Fellowship from Alexander von Humboldt Foundation for conducting research into cutting-edge MRI systems

Dr. Simon Lévy in front of monitors
Top researcher in front of high-tech giant: Dr. Simon Lévy can now investigate new procedures for taking MRI scans of the spinal cord thanks to the fellowship from the Alexander von Humboldt Foundation. (Image: Luise Laufer/Universitätsklinikum Erlangen)

Focusing on MRI scanners

Inflammation, vascular disease, micrometastases – a number of different disorders can only be diagnosed if the structures and function of organs, tissue and joints can be assessed accurately. This is where magnetic resonance imaging (MRI) comes into play. MRI is a reliable and non-evasive imaging procedure that delivers accurate results. However, there is still scope for improving the technology, leading to advances in diagnosis and therapies as a result.

This is the area Dr. Simon Lévy specialises in, and for which he has recently received the prestigious scholarship from the Alexander von Humboldt Foundation. Thanks to the funding, he can now develop new procedures for obtaining MRI images of the spinal cord at the Institute of Radiology at Universitätsklinikum Erlangen, where he is involved in the working groups Metabolic and Functional MRI Imaging and the Digital Health Data Center. He uses cutting-edge MRI systems with magnetic field strengths of up to 7 tesla that show up the smallest structures in the spinal cord.

The MRI works on the basis of a strong magnetic field and radio waves, with the strength of the magnetic field being given in tesla. Whilst MRI systems with 1.5 and 3 tesla are already commonly used in clinical practice, the ultra high field MRI with a strength of 7 tesla – equivalent to 140,000 times the strength of the Earth’s magnetic field – has also been approved for use in recent years. Scanners with this flux density make even the finest structures and metabolic processes in tissue visible.

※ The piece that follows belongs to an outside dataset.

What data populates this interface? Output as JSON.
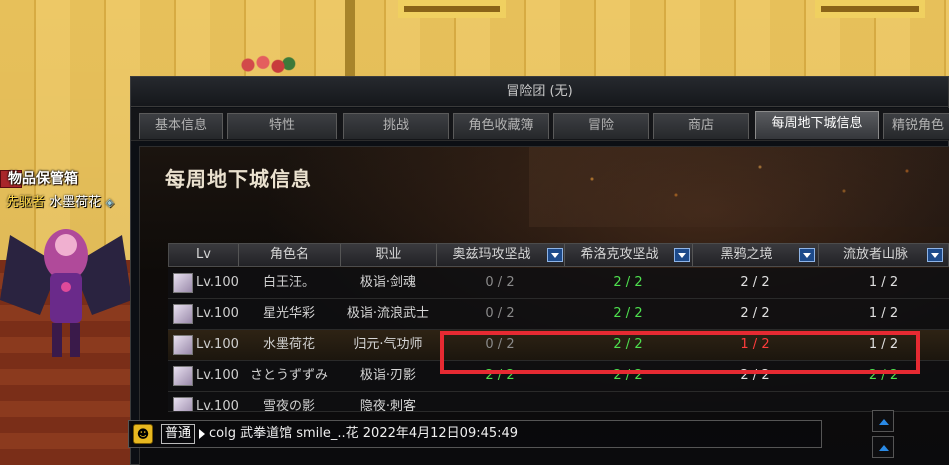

‘My research focuses on how information from the 7 tesla ultra high field MRI can be used to improve the image quality of the more commonly used 1.5 or 3 tesla MRI systems or to reduce scanning times,’ explains Dr. Simon Lévy. ‘In addition, my team and I are also developing techniques for investigating circulation in the spinal cord without using contrast agents, as not all patients tolerate them well, and the products incur additional expenses for the health system.’

Excellent research environment

Simon Lévy believes that Erlangen offers unique conditions for his project, unlike anywhere else in the world: ‘Erlangen is an amazing location for MRI research. The local institutions, the excellent equipment, the ongoing interaction with doctors and collaboration with Siemens Healthineers AG, where the systems are developed: better structures are nowhere to be found. I also really appreciate our team spirit. I arrived in Erlangen at the time of the coronavirus pandemic. In spite of being in a lockdown, my colleagues helped me get off to the best possible start,’ enthuses the 31 year old, whose career to date has included studying maths and physics in Paris and biomedical engineering in Montreal. He obtained his doctoral degree at Aix-Marseille University with research into using 7 tesla MRI scans to investigate the spinal cord.

Another advantage in Erlangen is that Universitätsklinikum Erlangen can offer all clinically approved whole-body MRI field strengths of 0.55, 1.5, 3 and 7 tesla. ‘That is perfect for our comparative studies. A stronger field strength provides a higher signal-noise ratio, but requires more advanced clinical infrastructure and entails more technical challenges and additional exclusion criteria for patients,’ explains Dr. Lévy.

In particular, the newly installed high performance MRI scanner with a low field strength of 0.55 tesla offers several practical benefits. The fact that it incurs comparatively low production and maintenance costs and does not need any powerful infrastructure also makes it particularly suitable for developing regions or remote areas. ‘We hope to use super high resolution deep learning methods to allow us to improve the quality of scans taken at 0.55 tesla on the basis of the improved image quality provided by 7 tesla. This solution would allow us to achieve a high-quality diagnostic image with a reasonably priced MRI system.’

About the Alexander von Humboldt Foundation

Today’s Alexander von Humboldt Foundation was founded in 1953 with the aim of promoting international collaboration in research, encouraging scientific progress and finally strengthening Germany’s position as an exceptional location for science and research. The Alexander von Humboldt Foundation awards the Humboldt research fellowship to support outstanding researchers from across the globe.

Further information

Dr. Simon Lévy

Phone: +49 9131 8525557